Funny how much things can change in 10 years. What is a complete no-brainer today — immediate removal from games or activities, strict guidelines on when players can return, and sophisticated technology to measure damage and help determine what can be done for treatment — didn’t even exist when I suffered my second serious concussion roughly a decade ago. But maybe the biggest shift is in attitudes.
I was reminded of this as I read a story in this week’s Denver Post about how to handle concussions, especially where kids are concerned. Most experts think concussions are extra bad for kids whose brains are growing and who take longer to recover. One interesting thing that was noted in the article was that rather than working the brain after a traumatic event — think working out a muscle or leg to strengthen it after it heals from a tear or break — the best thing you can do is rest your brain. Don’t tax it by doing anything complicated or mentally strenuous, and of course avoid doing anything that could instigate further contact.

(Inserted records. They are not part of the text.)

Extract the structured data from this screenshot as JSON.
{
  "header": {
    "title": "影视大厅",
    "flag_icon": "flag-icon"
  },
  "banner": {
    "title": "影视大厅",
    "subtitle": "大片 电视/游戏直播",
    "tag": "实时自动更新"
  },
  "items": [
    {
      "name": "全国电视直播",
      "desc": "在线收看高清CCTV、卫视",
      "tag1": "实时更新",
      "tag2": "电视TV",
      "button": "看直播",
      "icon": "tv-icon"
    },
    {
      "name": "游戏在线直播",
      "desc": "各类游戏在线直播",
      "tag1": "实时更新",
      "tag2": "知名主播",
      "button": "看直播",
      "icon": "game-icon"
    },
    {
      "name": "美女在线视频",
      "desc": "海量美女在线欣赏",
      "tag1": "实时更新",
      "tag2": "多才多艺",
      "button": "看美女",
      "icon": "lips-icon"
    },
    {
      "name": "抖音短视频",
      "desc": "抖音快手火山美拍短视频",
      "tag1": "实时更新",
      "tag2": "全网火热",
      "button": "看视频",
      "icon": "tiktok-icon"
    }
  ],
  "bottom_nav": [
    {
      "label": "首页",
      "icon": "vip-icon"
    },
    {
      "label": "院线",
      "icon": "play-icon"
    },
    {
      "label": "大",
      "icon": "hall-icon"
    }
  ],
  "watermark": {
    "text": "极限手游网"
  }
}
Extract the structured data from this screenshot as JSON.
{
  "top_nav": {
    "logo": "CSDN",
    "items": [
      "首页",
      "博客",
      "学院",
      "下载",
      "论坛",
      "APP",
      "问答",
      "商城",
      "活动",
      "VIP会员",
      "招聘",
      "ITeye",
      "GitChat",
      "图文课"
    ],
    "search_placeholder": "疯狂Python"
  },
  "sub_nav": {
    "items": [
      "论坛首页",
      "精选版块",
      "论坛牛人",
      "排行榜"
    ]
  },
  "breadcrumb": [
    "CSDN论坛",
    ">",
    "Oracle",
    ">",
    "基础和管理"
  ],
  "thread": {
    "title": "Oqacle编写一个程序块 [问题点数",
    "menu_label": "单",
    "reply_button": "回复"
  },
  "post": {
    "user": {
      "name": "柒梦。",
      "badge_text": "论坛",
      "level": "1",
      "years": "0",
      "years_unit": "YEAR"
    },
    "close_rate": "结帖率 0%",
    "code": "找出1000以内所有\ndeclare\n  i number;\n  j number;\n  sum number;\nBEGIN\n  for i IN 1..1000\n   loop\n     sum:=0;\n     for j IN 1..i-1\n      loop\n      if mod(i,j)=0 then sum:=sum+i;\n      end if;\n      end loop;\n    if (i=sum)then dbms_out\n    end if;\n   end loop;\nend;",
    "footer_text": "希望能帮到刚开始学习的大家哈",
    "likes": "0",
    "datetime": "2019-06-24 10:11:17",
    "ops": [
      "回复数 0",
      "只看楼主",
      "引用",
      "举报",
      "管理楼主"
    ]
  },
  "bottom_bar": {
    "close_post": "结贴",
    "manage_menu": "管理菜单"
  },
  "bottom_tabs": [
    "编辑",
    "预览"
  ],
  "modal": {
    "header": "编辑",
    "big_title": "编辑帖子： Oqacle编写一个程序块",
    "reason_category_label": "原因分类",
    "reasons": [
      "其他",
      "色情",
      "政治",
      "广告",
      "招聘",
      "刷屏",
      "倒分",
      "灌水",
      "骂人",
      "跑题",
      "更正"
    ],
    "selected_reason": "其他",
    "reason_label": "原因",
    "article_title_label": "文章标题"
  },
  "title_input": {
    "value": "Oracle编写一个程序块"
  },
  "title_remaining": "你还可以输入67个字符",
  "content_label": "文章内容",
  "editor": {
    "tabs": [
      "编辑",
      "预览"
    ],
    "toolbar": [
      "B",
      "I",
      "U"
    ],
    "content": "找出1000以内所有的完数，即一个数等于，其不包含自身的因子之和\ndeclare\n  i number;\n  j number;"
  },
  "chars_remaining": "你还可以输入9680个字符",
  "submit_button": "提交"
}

That last piece is a given, but I really would’ve liked to know about that first part when I was trying to battle back, a battle that still goes on to some extent 10 years later.
Decision-makers are growing wiser to these dangers though, dangers brought to light by numerous high-profile suicides being committed by prominent football players. Though many doctors will tell you they still don’t really know what’s going on in the brain after a concussion, at least some research is starting to come together. One conducted by researchers from the Virginia Tech-Wake Forest School of Biomedical Engineering and Sciences made the case for reducing contact drills for youth football players. The study, which was published in the Annals of Biomedical Engineering, showed that these young opponents on the gridiron are not more vulnerable to head hits in games if they take part in less contact during practice. (The thought previously was that these kids needed to be “taught” how to hit properly to learn how to take contact.) What could come of this is less overall hits if practices are limited, a smart step forward for developing brains and concussions overall, which show cumulative effects after repeated trauma.
It’s this trauma specifically that doctors and sports personnel are looking to measure. What if there was a way to definitively tell if someone got a concussion? If they should come out of the big game or they’re okay to stay in? Well, that is the goal of researchers at University of Nebraska’s Center for Brain, Biology and Behavior (CB3), which was slated to open this past month. Led by Dr. Dennis Molfese, director of CB3, the center hopes to be at the forefront of concussion research. One of their main attractions will be a functional MRI, which tracks the brain’s blood flow. But it’s the product they’re hoping to put the finishing touches on that would be a game changer.
Picture a vicious hit in a game, the player slowly getting up, wobbly, shuffling off the field. Now instead of the trainer holding up a finger or two to measure how badly this player’s bell was rung, imagine an electrode-covered mesh cap that would slip over their head. This battery-powered apparatus would basically measure brainwaves, recording the noggin’s response to various stimuli. It would show if the brain is processing at normal speeds or if it’s compromised. If the results are okay, you’re back in the game. If not, time to go rest that precious brain of yours.
Welcome to the future of sports. Even if it was a little slow in getting here …
Check in next week for an article on exercise and the brain and what’s being done here in Colorado around this relationship.
- Brain Injury Alliance of Colorado
- Sports Concussion Center of Colorado
- Rocky Mountain Youths Sports Medicine Institute
- Children’s Hospital Colorado
- How to Handle a Concussion
- Concussion Study Makes Case for Reducing Contact Drills for Youth Players
- New Nebraska Research Center to Study Concussions